On another occasion, we took small boats that puttered passed floating villages on the Mekong where Vietnamese families live on houseboats clustered together and fish to make a living. “Poor but not starving” our guide offered. Here, Vietnam seemed a timeless country. Yet, we were surprised to find a smattering of modern solar panels mounted on the tin roofs of some of the poorest, most ramshackle boats. Evenings, by contrast, returned us to the ageless culture of Vietnam as performers entertained us with traditional dances and musical instruments.
The last leg of our tour took us to Ho Chi Minh City (or Saigon as everyone still calls it), a thriving modern city of skyscrapers and high-rise apartments. In the old Post Office, a large Ho Chi Minh portrait hovers over visitors. Outside in the plaza Vietnamese models parade in traditional Vietnamese dresses, ao dai, in dazzling colors of magenta, gold, and emerald green. A few blocks away, high-end stores, Prada, Gucci, and Louis Vuitton, compete for customers. Tourist books advise visitors to use dong while in Vietnam but everywhere we went, American dollars were snapped up. We encountered not a whiff of hostility toward Americans–the first question I am usually asked.

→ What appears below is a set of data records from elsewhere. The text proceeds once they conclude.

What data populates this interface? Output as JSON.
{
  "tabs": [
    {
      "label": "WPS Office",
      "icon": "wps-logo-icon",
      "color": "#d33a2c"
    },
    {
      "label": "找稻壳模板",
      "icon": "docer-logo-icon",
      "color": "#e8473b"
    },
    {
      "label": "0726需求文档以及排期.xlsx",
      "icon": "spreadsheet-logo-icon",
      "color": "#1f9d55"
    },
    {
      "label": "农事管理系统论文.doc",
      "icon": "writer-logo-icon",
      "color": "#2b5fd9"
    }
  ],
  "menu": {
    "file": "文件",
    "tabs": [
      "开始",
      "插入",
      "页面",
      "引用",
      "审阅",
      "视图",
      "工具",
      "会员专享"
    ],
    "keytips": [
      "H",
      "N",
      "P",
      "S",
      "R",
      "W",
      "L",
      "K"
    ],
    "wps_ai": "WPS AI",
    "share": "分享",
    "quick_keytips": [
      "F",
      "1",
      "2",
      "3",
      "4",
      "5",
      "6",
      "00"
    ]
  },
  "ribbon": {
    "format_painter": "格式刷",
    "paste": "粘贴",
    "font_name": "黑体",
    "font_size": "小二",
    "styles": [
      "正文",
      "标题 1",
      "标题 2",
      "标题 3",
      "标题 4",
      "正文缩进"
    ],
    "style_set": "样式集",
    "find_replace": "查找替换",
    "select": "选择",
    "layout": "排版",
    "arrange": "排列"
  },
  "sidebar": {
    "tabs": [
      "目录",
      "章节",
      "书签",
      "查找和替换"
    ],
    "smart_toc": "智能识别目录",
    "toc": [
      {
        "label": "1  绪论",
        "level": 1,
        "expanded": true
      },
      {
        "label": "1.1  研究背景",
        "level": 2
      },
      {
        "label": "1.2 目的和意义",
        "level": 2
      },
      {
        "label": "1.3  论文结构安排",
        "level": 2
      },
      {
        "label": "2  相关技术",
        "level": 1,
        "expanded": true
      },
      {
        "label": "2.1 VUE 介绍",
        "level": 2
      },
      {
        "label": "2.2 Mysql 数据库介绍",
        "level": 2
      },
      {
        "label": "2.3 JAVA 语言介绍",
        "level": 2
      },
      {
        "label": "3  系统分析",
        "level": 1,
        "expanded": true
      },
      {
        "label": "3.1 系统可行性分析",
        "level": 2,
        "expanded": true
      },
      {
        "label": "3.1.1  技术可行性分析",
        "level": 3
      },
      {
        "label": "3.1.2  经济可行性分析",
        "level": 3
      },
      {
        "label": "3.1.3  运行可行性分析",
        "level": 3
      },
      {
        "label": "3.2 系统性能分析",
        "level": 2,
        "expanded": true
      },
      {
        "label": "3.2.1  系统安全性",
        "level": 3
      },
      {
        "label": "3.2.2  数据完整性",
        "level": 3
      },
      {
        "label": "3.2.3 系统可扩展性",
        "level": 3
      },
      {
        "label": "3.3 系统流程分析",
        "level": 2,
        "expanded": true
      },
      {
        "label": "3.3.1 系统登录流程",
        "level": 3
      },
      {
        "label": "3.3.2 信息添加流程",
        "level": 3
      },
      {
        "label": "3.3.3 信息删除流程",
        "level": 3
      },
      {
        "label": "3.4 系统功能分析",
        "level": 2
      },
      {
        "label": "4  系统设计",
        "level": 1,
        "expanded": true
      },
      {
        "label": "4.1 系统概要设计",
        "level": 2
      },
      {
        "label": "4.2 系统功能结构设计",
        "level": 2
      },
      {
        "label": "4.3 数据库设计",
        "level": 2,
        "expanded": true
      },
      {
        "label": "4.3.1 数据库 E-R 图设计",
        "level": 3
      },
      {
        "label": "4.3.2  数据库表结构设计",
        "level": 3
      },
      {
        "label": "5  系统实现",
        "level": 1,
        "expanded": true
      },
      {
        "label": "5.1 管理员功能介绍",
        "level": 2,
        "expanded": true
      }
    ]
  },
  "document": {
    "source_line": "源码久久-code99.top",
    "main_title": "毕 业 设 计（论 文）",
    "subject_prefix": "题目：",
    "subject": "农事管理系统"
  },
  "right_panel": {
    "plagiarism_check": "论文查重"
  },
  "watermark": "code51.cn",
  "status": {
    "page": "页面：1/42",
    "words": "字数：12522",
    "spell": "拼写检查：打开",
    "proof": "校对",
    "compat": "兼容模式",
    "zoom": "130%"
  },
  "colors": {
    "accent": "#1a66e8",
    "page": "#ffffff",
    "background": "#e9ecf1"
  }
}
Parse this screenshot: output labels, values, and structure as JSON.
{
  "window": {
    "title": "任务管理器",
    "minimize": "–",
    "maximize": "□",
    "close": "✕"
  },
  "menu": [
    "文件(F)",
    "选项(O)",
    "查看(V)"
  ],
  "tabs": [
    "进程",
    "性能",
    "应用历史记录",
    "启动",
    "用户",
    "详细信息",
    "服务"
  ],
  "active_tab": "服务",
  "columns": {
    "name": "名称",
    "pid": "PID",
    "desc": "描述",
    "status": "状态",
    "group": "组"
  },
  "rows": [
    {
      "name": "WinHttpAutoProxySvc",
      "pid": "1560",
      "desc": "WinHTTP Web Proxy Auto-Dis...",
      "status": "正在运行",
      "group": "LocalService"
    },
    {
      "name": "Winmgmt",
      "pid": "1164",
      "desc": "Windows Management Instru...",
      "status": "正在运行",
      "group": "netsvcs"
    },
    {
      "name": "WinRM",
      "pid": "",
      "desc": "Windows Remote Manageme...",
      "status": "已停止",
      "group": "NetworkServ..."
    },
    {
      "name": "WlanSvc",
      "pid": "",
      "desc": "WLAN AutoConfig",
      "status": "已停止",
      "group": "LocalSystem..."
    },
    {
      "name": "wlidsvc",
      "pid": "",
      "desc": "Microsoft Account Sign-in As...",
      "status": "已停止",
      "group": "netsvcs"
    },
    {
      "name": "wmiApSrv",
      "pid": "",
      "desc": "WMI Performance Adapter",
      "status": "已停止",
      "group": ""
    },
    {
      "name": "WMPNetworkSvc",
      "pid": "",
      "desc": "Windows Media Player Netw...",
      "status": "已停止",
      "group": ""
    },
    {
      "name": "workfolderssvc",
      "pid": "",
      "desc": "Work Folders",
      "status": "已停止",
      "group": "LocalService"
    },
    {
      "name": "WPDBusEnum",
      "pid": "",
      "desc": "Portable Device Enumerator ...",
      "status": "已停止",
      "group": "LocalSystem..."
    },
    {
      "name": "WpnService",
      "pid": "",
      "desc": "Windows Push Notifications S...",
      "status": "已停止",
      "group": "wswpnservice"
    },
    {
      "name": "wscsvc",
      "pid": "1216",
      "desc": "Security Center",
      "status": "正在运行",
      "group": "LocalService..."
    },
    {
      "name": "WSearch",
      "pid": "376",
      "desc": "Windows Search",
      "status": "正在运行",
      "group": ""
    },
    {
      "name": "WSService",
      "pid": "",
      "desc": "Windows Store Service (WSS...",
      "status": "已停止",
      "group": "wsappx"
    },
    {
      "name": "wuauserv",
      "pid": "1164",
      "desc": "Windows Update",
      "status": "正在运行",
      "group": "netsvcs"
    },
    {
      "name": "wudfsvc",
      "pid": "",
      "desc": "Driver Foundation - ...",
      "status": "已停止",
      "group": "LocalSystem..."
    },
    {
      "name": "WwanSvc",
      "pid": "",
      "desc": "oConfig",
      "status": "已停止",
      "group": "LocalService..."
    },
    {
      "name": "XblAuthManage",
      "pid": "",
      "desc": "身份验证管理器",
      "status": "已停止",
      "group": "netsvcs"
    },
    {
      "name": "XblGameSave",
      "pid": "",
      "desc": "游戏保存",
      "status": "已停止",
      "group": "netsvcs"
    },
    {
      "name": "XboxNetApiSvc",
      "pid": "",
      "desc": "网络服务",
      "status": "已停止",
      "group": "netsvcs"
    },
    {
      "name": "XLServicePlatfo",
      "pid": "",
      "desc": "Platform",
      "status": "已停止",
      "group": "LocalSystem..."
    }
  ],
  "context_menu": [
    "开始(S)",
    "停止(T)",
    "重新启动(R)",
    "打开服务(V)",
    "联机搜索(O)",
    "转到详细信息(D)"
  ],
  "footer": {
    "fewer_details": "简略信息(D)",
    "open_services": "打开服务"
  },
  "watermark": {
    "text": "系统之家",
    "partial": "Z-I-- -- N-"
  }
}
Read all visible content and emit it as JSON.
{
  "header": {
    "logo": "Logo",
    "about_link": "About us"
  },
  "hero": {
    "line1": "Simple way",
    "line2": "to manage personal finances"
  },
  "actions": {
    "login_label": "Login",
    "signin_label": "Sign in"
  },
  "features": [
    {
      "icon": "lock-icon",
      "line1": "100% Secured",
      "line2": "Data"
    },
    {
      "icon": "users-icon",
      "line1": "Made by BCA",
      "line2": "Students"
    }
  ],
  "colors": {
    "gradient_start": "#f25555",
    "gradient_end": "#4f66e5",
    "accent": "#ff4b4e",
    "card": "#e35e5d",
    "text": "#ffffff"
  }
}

Perhaps, inevitably, since we were in Saigon, the daytime trips returned to war themes. I chose to forego the chance to crawl through a typical Viet Cong tunnel in Cu Chi. In preparation for a visit to the War Remnants Museum in Saigon, we were not so subtly reminded that we would learn about the American War, as it is known among the Vietnamese. With the exception of a few obvious editorial comments, such as the term henchman, the exhibit texts seemed largely factual.
One panel features a quote from former Secretary of Defense Robert McNamara, one of the war’s architects: “We were wrong, terribly wrong about the war. We owe it to future generations to explain why.” My traveling companion, who doesn’t share my political background, gasped upon reading the quote, and whispered, is that true? Yes, I whispered back, grateful once again that McNamara had lived to write his memoir and put his mea culpa on the record. Later, I realized the question was revelatory: there must be scores of people in the U.S. and elsewhere unaware of McNamara’s damning conclusion. So much for learning the lessons of Vietnam.
It wasn’t until I had returned home that I understood why the Kerry encounter continued to haunt me. I have long been fascinated by the interplay of history and memory, and especially by the experience of revisiting history and its effect on memory. I found myself wondering if Kerry had experienced any kind of reconciliation. In the moment, he told the press the experience was “weird” and “surreal.” Once the word reconciliation jumped into my mind, I knew it aptly summed up my own struggle, albeit on a far less dramatic, far smaller scale. Throughout the trip I had been engaged in trying to reconcile my experience of Vietnam then and now. I had come to Vietnam with the psyche of an anti-war activist, but I returned home with the recognition that, as the guides had averred, Vietnam is a country, not just a war.
— Karen M Paget